Data records for software interfaces:
......
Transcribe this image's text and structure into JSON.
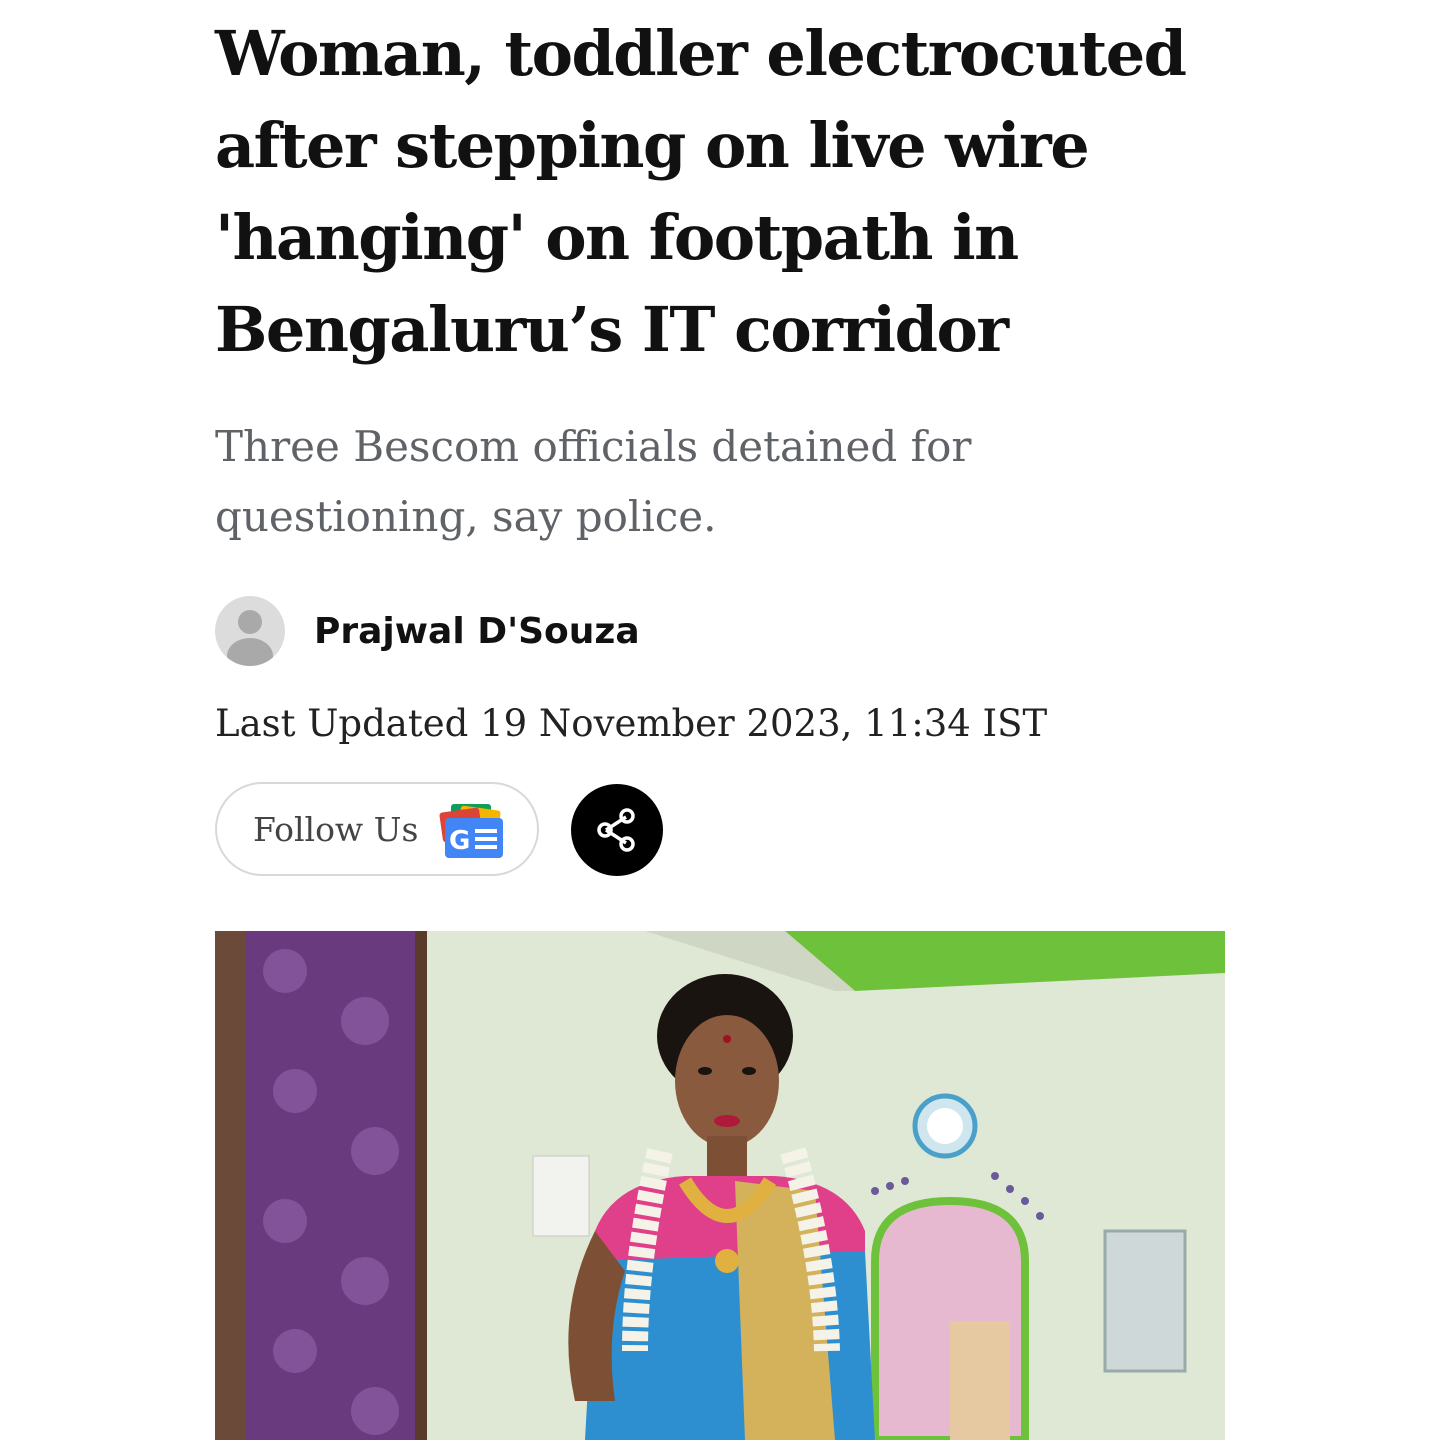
{
  "article": {
    "headline_lines": [
      "Woman, toddler electrocuted",
      "after stepping on live wire",
      "'hanging' on footpath in",
      "Bengaluru’s IT corridor"
    ],
    "subheadline_lines": [
      "Three Bescom officials detained for",
      "questioning, say police."
    ],
    "author": {
      "name": "Prajwal D'Souza"
    },
    "last_updated": "Last Updated 19 November 2023, 11:34 IST",
    "follow_button": {
      "label": "Follow Us",
      "icon": "google-news-icon"
    },
    "share_button": {
      "icon": "share-icon"
    },
    "photo": {
      "description_visible": false
    }
  },
  "colors": {
    "headline": "#111111",
    "subheadline": "#5f6266",
    "share_bg": "#000000",
    "wall": "#dfe8d4",
    "ceiling_trim": "#6ec13a",
    "curtain": "#6a3a7e",
    "saree_blue": "#2e8fd0",
    "saree_gold": "#d4b25c",
    "blouse_pink": "#e0408a"
  }
}
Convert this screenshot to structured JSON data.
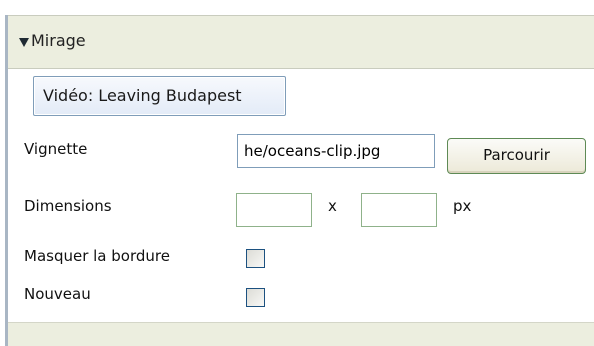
{
  "panel": {
    "title": "Mirage"
  },
  "video": {
    "button_label": "Vidéo: Leaving Budapest"
  },
  "form": {
    "thumbnail_label": "Vignette",
    "thumbnail_value": "he/oceans-clip.jpg",
    "browse_label": "Parcourir",
    "dimensions_label": "Dimensions",
    "width_value": "",
    "height_value": "",
    "separator": "x",
    "unit": "px",
    "hide_border_label": "Masquer la bordure",
    "hide_border_checked": false,
    "new_label": "Nouveau",
    "new_checked": false
  },
  "colors": {
    "header_bg": "#eceedf",
    "input_border": "#7f9db9",
    "checkbox_border": "#1c5180"
  }
}
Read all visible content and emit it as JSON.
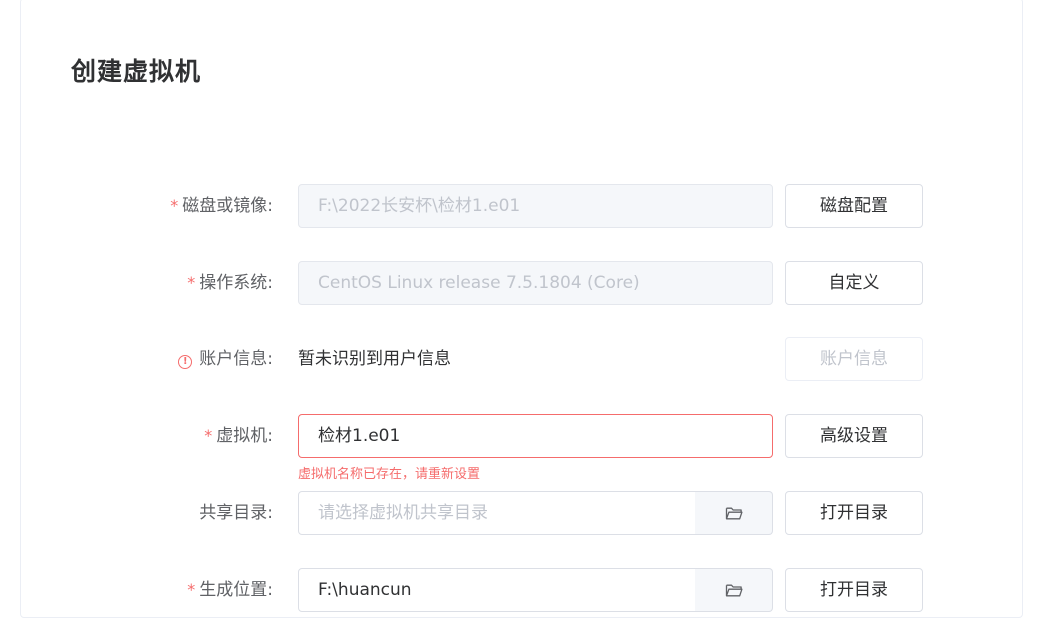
{
  "page": {
    "title": "创建虚拟机"
  },
  "form": {
    "disk": {
      "required_mark": "*",
      "label": "磁盘或镜像:",
      "value": "F:\\2022长安杯\\检材1.e01",
      "button": "磁盘配置"
    },
    "os": {
      "required_mark": "*",
      "label": "操作系统:",
      "value": "CentOS Linux release 7.5.1804 (Core)",
      "button": "自定义"
    },
    "account": {
      "warn_mark": "!",
      "label": "账户信息:",
      "value": "暂未识别到用户信息",
      "button": "账户信息"
    },
    "vm": {
      "required_mark": "*",
      "label": "虚拟机:",
      "value": "检材1.e01",
      "error": "虚拟机名称已存在，请重新设置",
      "button": "高级设置"
    },
    "share": {
      "label": "共享目录:",
      "placeholder": "请选择虚拟机共享目录",
      "button": "打开目录"
    },
    "output": {
      "required_mark": "*",
      "label": "生成位置:",
      "value": "F:\\huancun",
      "button": "打开目录"
    }
  },
  "icons": {
    "folder": "folder-icon",
    "warning": "warning-circle-icon"
  },
  "colors": {
    "required": "#f56c6c",
    "error": "#f56c6c",
    "disabled_bg": "#f5f7fa",
    "border": "#dcdfe6",
    "text": "#303133",
    "placeholder": "#c0c4cc"
  }
}
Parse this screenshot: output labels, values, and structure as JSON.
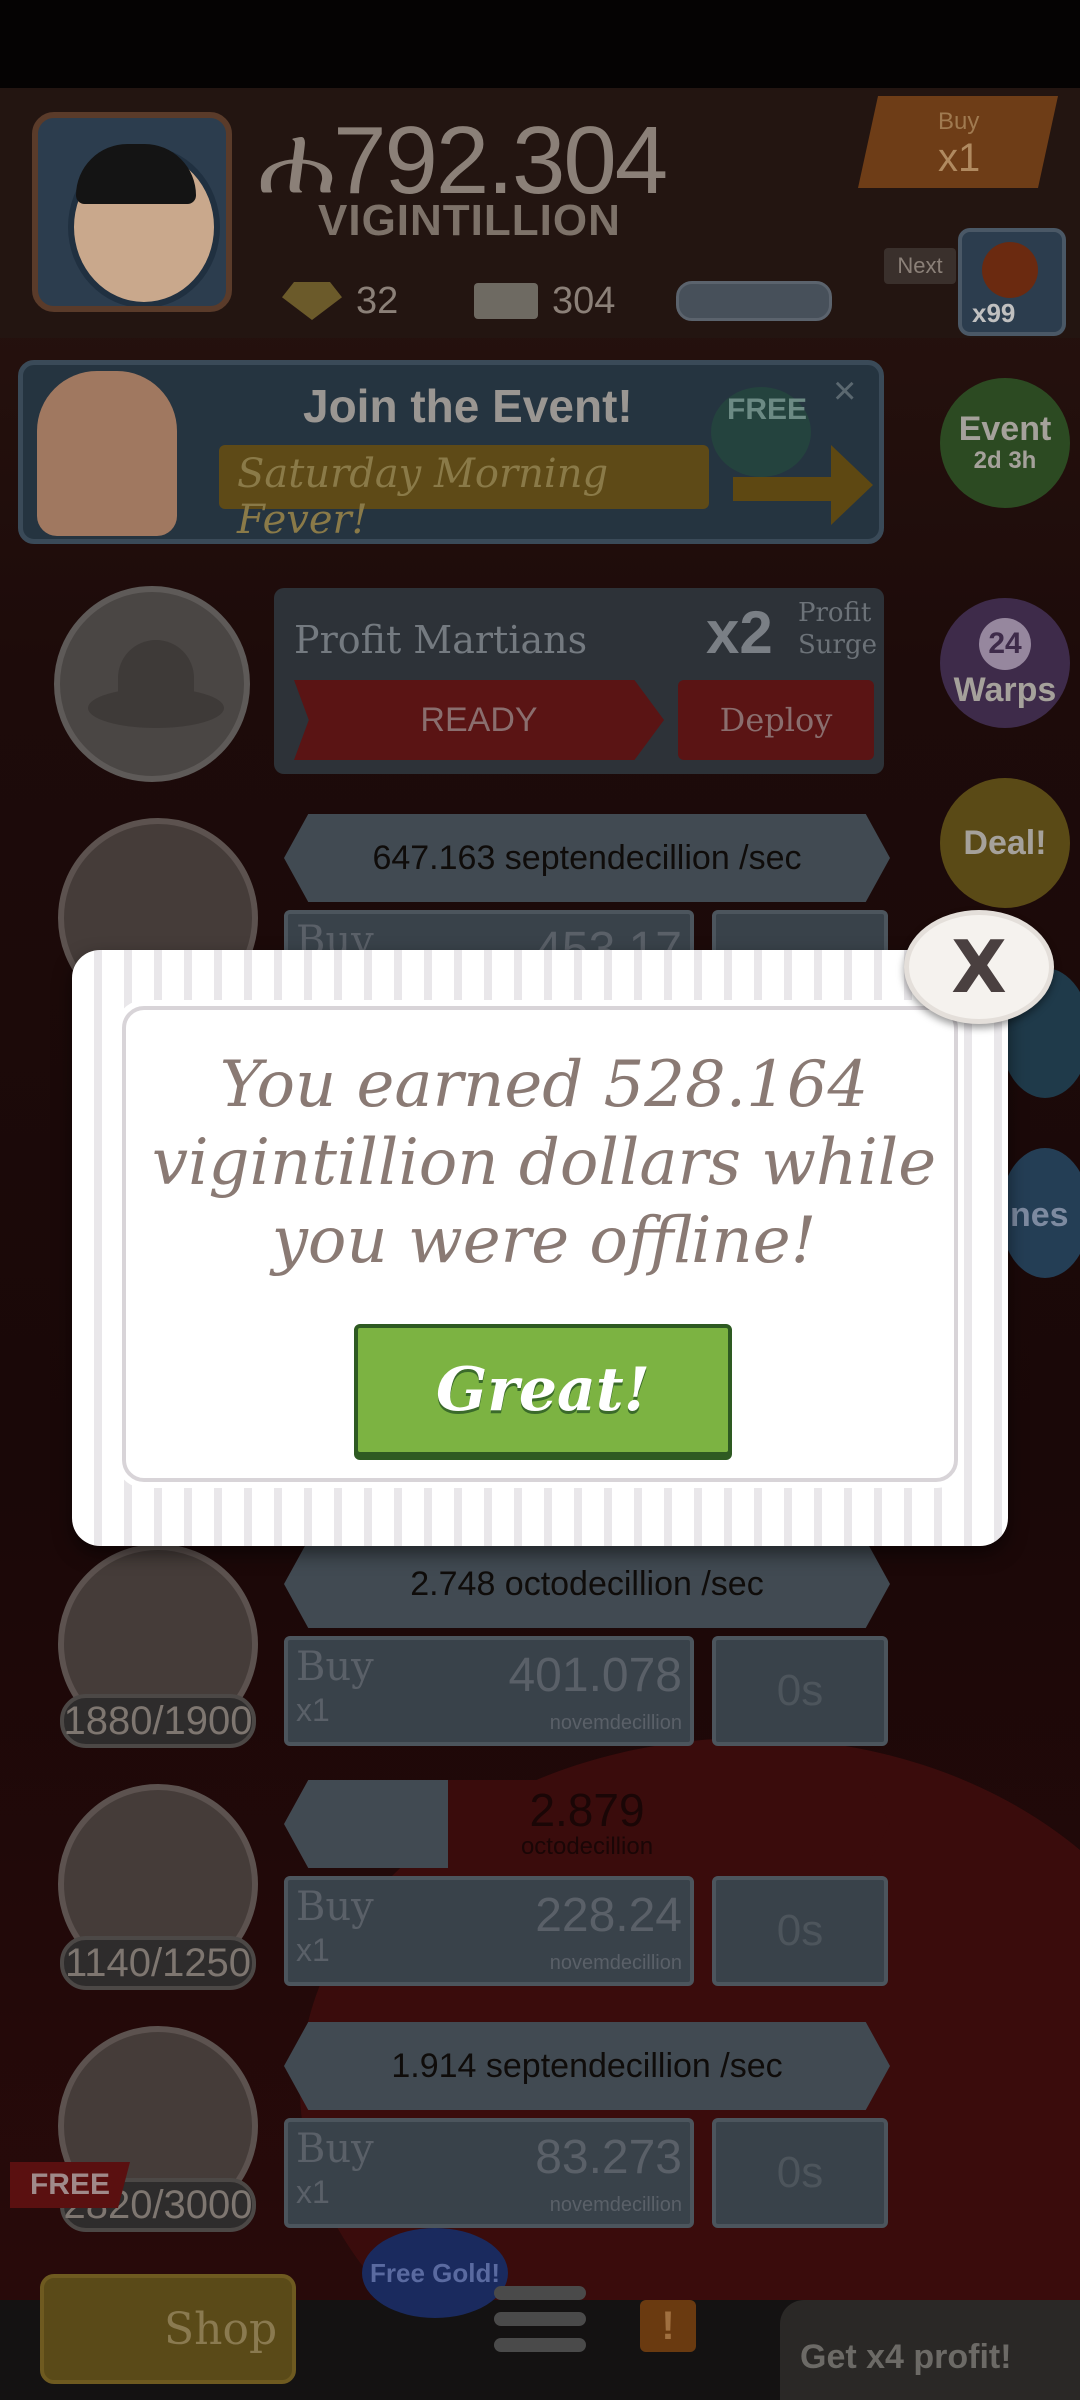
{
  "header": {
    "money_symbol": "ሐ",
    "money_value": "792.304",
    "money_unit": "VIGINTILLION",
    "gold_count": "32",
    "ticket_count": "304",
    "buy_label": "Buy",
    "buy_multiplier": "x1",
    "next_label": "Next",
    "next_count": "x99"
  },
  "event_banner": {
    "title": "Join the Event!",
    "subtitle": "Saturday Morning Fever!",
    "free_label": "FREE",
    "close_label": "×"
  },
  "side_badges": {
    "event_title": "Event",
    "event_time": "2d 3h",
    "warps_count": "24",
    "warps_label": "Warps",
    "deal_label": "Deal!",
    "partial_label": "nes"
  },
  "martians": {
    "title": "Profit Martians",
    "multiplier": "x2",
    "surge_line1": "Profit",
    "surge_line2": "Surge",
    "ready_label": "READY",
    "deploy_label": "Deploy"
  },
  "rows": [
    {
      "rate": "647.163 septendecillion /sec",
      "buy": "Buy",
      "mult": "x1",
      "cost": "453.17",
      "unit": "",
      "timer": "",
      "count": ""
    },
    {
      "rate": "2.748 octodecillion /sec",
      "buy": "Buy",
      "mult": "x1",
      "cost": "401.078",
      "unit": "novemdecillion",
      "timer": "0s",
      "count": "1880/1900"
    },
    {
      "rate_value": "2.879",
      "rate_unit": "octodecillion",
      "progress": 0.27,
      "buy": "Buy",
      "mult": "x1",
      "cost": "228.24",
      "unit": "novemdecillion",
      "timer": "0s",
      "count": "1140/1250"
    },
    {
      "rate": "1.914 septendecillion /sec",
      "buy": "Buy",
      "mult": "x1",
      "cost": "83.273",
      "unit": "novemdecillion",
      "timer": "0s",
      "count": "2820/3000"
    }
  ],
  "bottom": {
    "free_tag": "FREE",
    "shop_label": "Shop",
    "free_gold": "Free Gold!",
    "alert": "!",
    "x4_label": "Get x4 profit!"
  },
  "modal": {
    "message": "You earned 528.164 vigintillion dollars while you were offline!",
    "confirm_label": "Great!",
    "close_label": "X"
  },
  "colors": {
    "great_button": "#7cb342",
    "modal_text": "#8a7a74"
  }
}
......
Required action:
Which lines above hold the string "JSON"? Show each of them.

Response area:
Transcribe this image's text and structure into JSON.
Convert this screenshot to structured JSON data.
Read all visible content and emit it as JSON.
Parse this screenshot: output labels, values, and structure as JSON.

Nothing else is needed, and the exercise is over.